When I first learned that a Hawaiian restaurant would be opening in Cebu, the two things that came to my mind were pineapples and Spam. I blame this on the movie, 50 First Dates, which highlighted the importance of the fruit and exaggerated on the Hawaiians love for Spam and eggs.
After researching on their local cuisine, I discovered that the Hawaiians loved these two things for good reason: Pineapples, since the year-round tropical climate of this US state makes it an ideal place to grow; and Spam, because they simply love it. In fact, Hawaii is said to be the largest state to consume Spam. A total of 7 million cans are sold in the state alone every year.
Knowing this, I was so eager to get my game on and indulge in some of the local Hawaiian dishes I have yet to discover. So on one fine Saturday noon, I gathered my office friends together to try out this new restaurant at the Cebu IT Park called Shaka Hawaiian Restaurant.
No, it is not a twist on the Pinoy term ‘chaka’ (or so-so). Shaka is actually a hand gesture famous among Hawaiians and surfers. While there is no direct translation or meaning for it, the gesture is being used as a way of greeting another person or to show gratitude; embodying the aloha spirit of Hawaii.
The name fits pleasingly well with the vibe of the entire restaurant. Shaka has forgone the usually enclosed structure for an open and inviting atmosphere. Each section is separated from the other, allowing diners to marvel at the beautiful scenery. The area is bedecked in floral prints, surfboards, and hanging umbrellas.
At night, the place transforms into something extraordinary and would make you feel like you’re holding a glass of fresh Mango Shake, sitting on the sandy white beaches of Boracay, staring into the waves ahead.
And as you make your way to the dining area, the air is filled with Jamaican beats, the ever so famous Bob Marley. My husband wishes the establishment would stay true to its Hawaiian roots and play songs similar to Jack Johnson, while I argued with him of how reggae music has long entered the ‘beach’ scene. I wish to hear more reggae and ska music from local Visayan artists the likes of Island Joe, Enchi, Tropical Depression, Skabeche, and more from the Island Riddims collection. This takes me back to College when I was going through a phase with my love for Dumaguete local culture.
Shaka Restaurant Menu
Considering their location, Shaka tends to be a bit pricey. It’s definitely not for the average IT Park employee. An occasional visit is recommended though.
A day before we paid a visit to Shaka, we already visited during lunchtime. But considering they were on their first week of operations, my friends and I were unable to dine due to the huge volume of curious diners. On this visit, I managed to take a peek into their menu– a fine collection of familiar and unbeknownst fare. I grew curious with the Spam Musubi and the Poke as I have written about its many health benefits in the past. The former, because it reminded me of a stall in Mall of Asia that I never got to try.

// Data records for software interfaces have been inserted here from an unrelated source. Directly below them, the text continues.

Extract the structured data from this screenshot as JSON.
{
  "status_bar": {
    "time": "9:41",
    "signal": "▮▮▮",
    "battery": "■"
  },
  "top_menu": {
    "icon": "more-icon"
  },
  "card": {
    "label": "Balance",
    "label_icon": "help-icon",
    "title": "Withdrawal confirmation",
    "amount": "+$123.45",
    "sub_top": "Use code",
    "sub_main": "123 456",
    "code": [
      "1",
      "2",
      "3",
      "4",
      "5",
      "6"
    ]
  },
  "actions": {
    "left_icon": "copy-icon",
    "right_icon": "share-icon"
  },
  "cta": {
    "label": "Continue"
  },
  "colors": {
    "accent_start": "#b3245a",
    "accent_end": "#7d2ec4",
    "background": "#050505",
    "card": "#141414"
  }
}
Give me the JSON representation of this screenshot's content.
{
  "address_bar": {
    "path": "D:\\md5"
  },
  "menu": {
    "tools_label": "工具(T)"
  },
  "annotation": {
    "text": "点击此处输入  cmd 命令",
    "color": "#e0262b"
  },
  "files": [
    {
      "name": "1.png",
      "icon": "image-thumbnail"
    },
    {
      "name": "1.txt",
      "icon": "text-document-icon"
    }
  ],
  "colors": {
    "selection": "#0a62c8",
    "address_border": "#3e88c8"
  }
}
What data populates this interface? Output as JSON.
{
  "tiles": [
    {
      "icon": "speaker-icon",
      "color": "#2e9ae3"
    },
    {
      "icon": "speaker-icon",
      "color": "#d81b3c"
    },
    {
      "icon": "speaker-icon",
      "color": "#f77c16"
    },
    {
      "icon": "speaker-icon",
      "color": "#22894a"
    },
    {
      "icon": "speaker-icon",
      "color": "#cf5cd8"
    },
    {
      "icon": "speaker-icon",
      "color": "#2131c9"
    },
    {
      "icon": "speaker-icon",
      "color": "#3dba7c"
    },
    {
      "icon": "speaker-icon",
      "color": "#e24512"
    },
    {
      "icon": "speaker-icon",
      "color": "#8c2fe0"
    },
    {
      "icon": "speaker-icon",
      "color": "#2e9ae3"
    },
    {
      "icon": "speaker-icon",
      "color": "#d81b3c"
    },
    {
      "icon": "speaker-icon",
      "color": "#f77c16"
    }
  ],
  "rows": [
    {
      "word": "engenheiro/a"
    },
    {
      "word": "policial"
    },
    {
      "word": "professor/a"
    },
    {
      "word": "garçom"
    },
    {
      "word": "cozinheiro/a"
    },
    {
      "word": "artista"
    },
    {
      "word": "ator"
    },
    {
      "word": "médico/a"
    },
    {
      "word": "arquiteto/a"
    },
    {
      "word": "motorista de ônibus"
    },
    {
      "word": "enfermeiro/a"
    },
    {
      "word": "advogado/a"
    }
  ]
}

When we were finally able to dine at Shaka the next day, I was surprised to find them handing out a different menu from the one I saw before. The waitress explained to us that it was their Soft Opening menu but failed to say when the original menu would be available. To be honest, I got a little disappointed since I was so eager to try Hawaiian cuisine. While the new menu piqued my interest, there were things that were all too familiar to me (Larang and Pork Spareribs). I heard the Larang was quite good though.
My companions and I decided to settle with the Shoyu Chicken and the Pork Spareribs. These two dishes turned out to be a pleasant treat for us.
The first dish to arrive was the Shoyu Chicken— chicken cooked in a savory soy sauce broth until it was tender to the bone. The taste was all too familiar to us, as we later realized it was a reminiscent of the ever famous Cebuano Humba sans pork. To rid that umami taste, the macaroni salad served on the side tasted divine as it explored the unfamiliar with its use of mango chunks that played with my tastebuds. The serving size was good for one hungry fellow.
The next dish to arrive was the Pork Spareribs, an all too familiar taste loved by Filipinos. The meat was soft, the sauce, tangy; and together, they gave a slight tickle on the tongue as it reminded me of my childhood. However, I wish it had more fried garlic bits on top to complete the experience. Instead of the accompanying rice and macaroni salad, the dish is served with some tasty atchara that I happened to enjoy a lot.
For its price, the Pork Spareribs was a delight! It was good for 2-3 people to share. I do have to stress that their rice serving was huge and can also be shared among 2 people.
My friends also enjoyed their fruit shakes and juices. I wasn’t able to try one though.
Overall, I enjoyed my experience eating at Shaka. I look forward to visiting the restaurant once again and trying out the other dishes that I failed to order on our first visit. I understand that there are a few negative feedback from diners with its service, especially since the restaurant is less than a month old. That’s why I think the best time to go there is when you’re not rushing and just want to enjoy your meal and be transported somewhere exquisite. And with its beauty and charm, Shaka proves that it’s perfectly alright.
Garden Bloc, Cebu IT Park,
Lahug, Cebu City
Operating Hours: 11:00 am to 2:00 am Daily
For inquiries, call 032 514 2667